HC Deb 04 March 1965 vol 707 cc1517-9
Q2. Mr. Goodhew

asked the Prime Minister if he is aware that Ministers have allowed their names to be printed as sponsors of a periodical called Dockworkers' Voice, which engages in political controversy, in some cases regarding matters of those Ministers' departmental responsibilities; and what guidance is given to Ministers about allowing their names to be published as sponsors in such circumstances.

Q6. Mr. Biggs-Davison

asked the Prime Minister if he is aware that Ministers have sponsored the periodical, Voice of the Unions; and what is the practice of Her Majesty's Government regarding the granting of permission to Ministers to allow their names to be printed as sponsors of such publications.

The Prime Minister

Ministers have not sponsored Voice of the Unions or any related publication.

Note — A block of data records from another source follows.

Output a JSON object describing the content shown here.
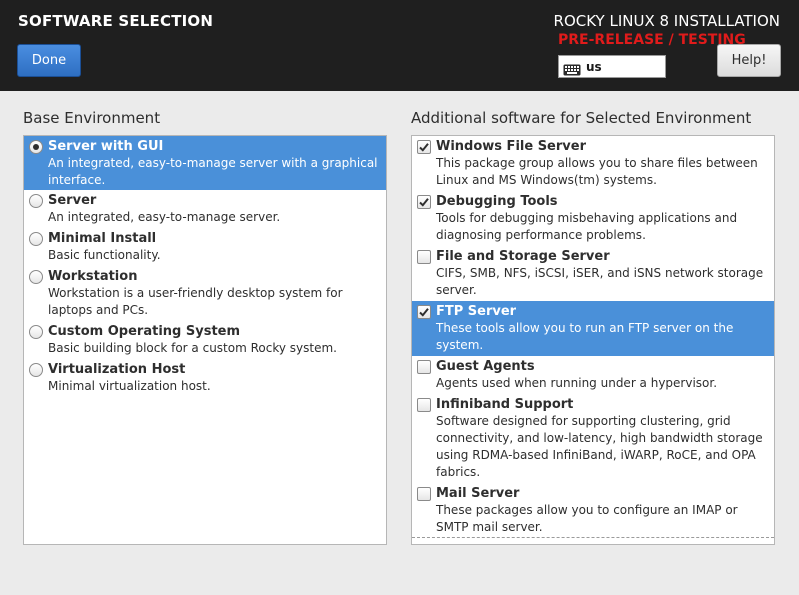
{
  "header": {
    "page_title": "SOFTWARE SELECTION",
    "done_label": "Done",
    "product_title": "ROCKY LINUX 8 INSTALLATION",
    "prerelease_label": "PRE-RELEASE / TESTING",
    "keyboard_layout": "us",
    "help_label": "Help!"
  },
  "base": {
    "title": "Base Environment",
    "items": [
      {
        "name": "Server with GUI",
        "desc": "An integrated, easy-to-manage server with a graphical interface.",
        "selected": true
      },
      {
        "name": "Server",
        "desc": "An integrated, easy-to-manage server.",
        "selected": false
      },
      {
        "name": "Minimal Install",
        "desc": "Basic functionality.",
        "selected": false
      },
      {
        "name": "Workstation",
        "desc": "Workstation is a user-friendly desktop system for laptops and PCs.",
        "selected": false
      },
      {
        "name": "Custom Operating System",
        "desc": "Basic building block for a custom Rocky system.",
        "selected": false
      },
      {
        "name": "Virtualization Host",
        "desc": "Minimal virtualization host.",
        "selected": false
      }
    ]
  },
  "additional": {
    "title": "Additional software for Selected Environment",
    "items": [
      {
        "name": "Windows File Server",
        "desc": "This package group allows you to share files between Linux and MS Windows(tm) systems.",
        "checked": true,
        "highlighted": false
      },
      {
        "name": "Debugging Tools",
        "desc": "Tools for debugging misbehaving applications and diagnosing performance problems.",
        "checked": true,
        "highlighted": false
      },
      {
        "name": "File and Storage Server",
        "desc": "CIFS, SMB, NFS, iSCSI, iSER, and iSNS network storage server.",
        "checked": false,
        "highlighted": false
      },
      {
        "name": "FTP Server",
        "desc": "These tools allow you to run an FTP server on the system.",
        "checked": true,
        "highlighted": true
      },
      {
        "name": "Guest Agents",
        "desc": "Agents used when running under a hypervisor.",
        "checked": false,
        "highlighted": false
      },
      {
        "name": "Infiniband Support",
        "desc": "Software designed for supporting clustering, grid connectivity, and low-latency, high bandwidth storage using RDMA-based InfiniBand, iWARP, RoCE, and OPA fabrics.",
        "checked": false,
        "highlighted": false
      },
      {
        "name": "Mail Server",
        "desc": "These packages allow you to configure an IMAP or SMTP mail server.",
        "checked": false,
        "highlighted": false
      }
    ]
  },
  "colors": {
    "header_bg": "#1f1f1f",
    "accent_blue": "#4a90d9",
    "prerelease_red": "#e01b1b"
  },
  "icons": {
    "keyboard": "keyboard-icon",
    "radio": "radio-button",
    "check": "checkmark-icon"
  }
}
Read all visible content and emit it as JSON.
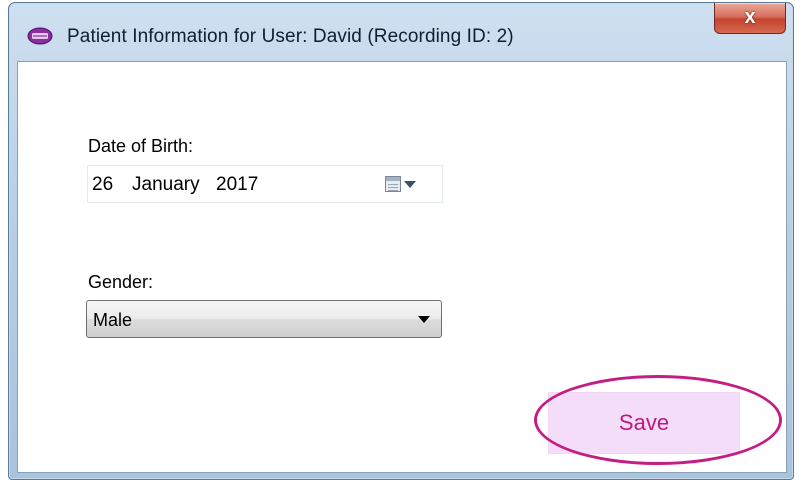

When three of my colleagues found that their names had been wrongly shown as sponsors, contrary to instructions given to the printers shortly after the election, they gave renewed instructions that this error should be corrected.

Mr. Goodhew

Is the Prime Minister aware that in the Christmas number of the Dockworkers' Voice there appears a list of 16 right hon. and hon. Members opposite as sponsors, including the Secretary of State for the Colonies, a Joint Under-Secretary of State for Scotland and, significantly, a Joint Parliamentary Secretary to the Ministry of Transport; and that it contained two articles by Mr. Jackie Dash, the Communist leader of the London Liaison Committee? Does not the right hon. Gentleman think it scandalous—[Interruption.]—that this political agitator should be able to masquerade under a cloak of respectability and authority as a result of the actions of his own Ministers?

The Prime Minister

I am not sure whether the hon. Gentleman is on the mailing list of this publication or is relying on a version—[HON. MEMBERS: "Get on with it."]—issued by the Economic League on 18th January. [Interruption.] Whichever it is, I agree that it is wholly intolerable that the names of my right hon. or hon. Friends, or any Members of this House, should have been printed without authority after the printers had been told that they were not sponsoring that publication.

Mr. Biggs-Davison

What steps did the Prime Minister take to make public the fact that these names were printed without authority in the New Year edition of Voice of the Unions? This Government came to office in October. Is he aware that in the New Year edition of Voice of the Unions there appeared as sponsors the names of three Ministers and a P.P.S., one of them being the Colonial Secretary; and that, on the page opposite, there was an attack on the Colonial Secretary's policy in regard to South Arabia? Is it not very uncomradely, bearing in mind that in this number of Voice of the Unions it is suggested that the Prime Minister is being paid too much—[HON. MEMBERS: "Speech."]—and that owing to Labour policy we are again on "stop-go" and subjected to the bankers?

The Prime Minister

That obviously prepared supplementary question might have been more relevant if I had not twice said that these names were published without authorisation and after instructions that they be withdrawn.

Mr. Godber

While we are grateful for the fact that the Prime Minister on this occasion has been more informative about this than he was on Tuesday, may I ask him if he is aware that the reference to this on which I relied was in the Financial Times on 13th January and no correction was made by his hon. Friends, although they could easily have done so at the time, and therefore damage was done in this instance when the Minister of Labour was proposing exactly the opposite things to those that were being put forward here? The Prime Minister has shown more responsibility than he showed on Tuesday last when he tried to divert matters by a smear on one of my right hon. Friends.

The Prime Minister

Whether the right hon. Gentleman is glad or not does not sound like a question to me, so I cannot answer it, but I am sure that the whole House will be glad when he and his hon. Friends start concentrating on policies instead of squalid little questions like that. [Interruption.]

Mr. Speaker

It was only yesterday that complaints were made in the House about the limited number of Prime Minister's Questions we got through. I shall be obliged if the House would help me by making less noise.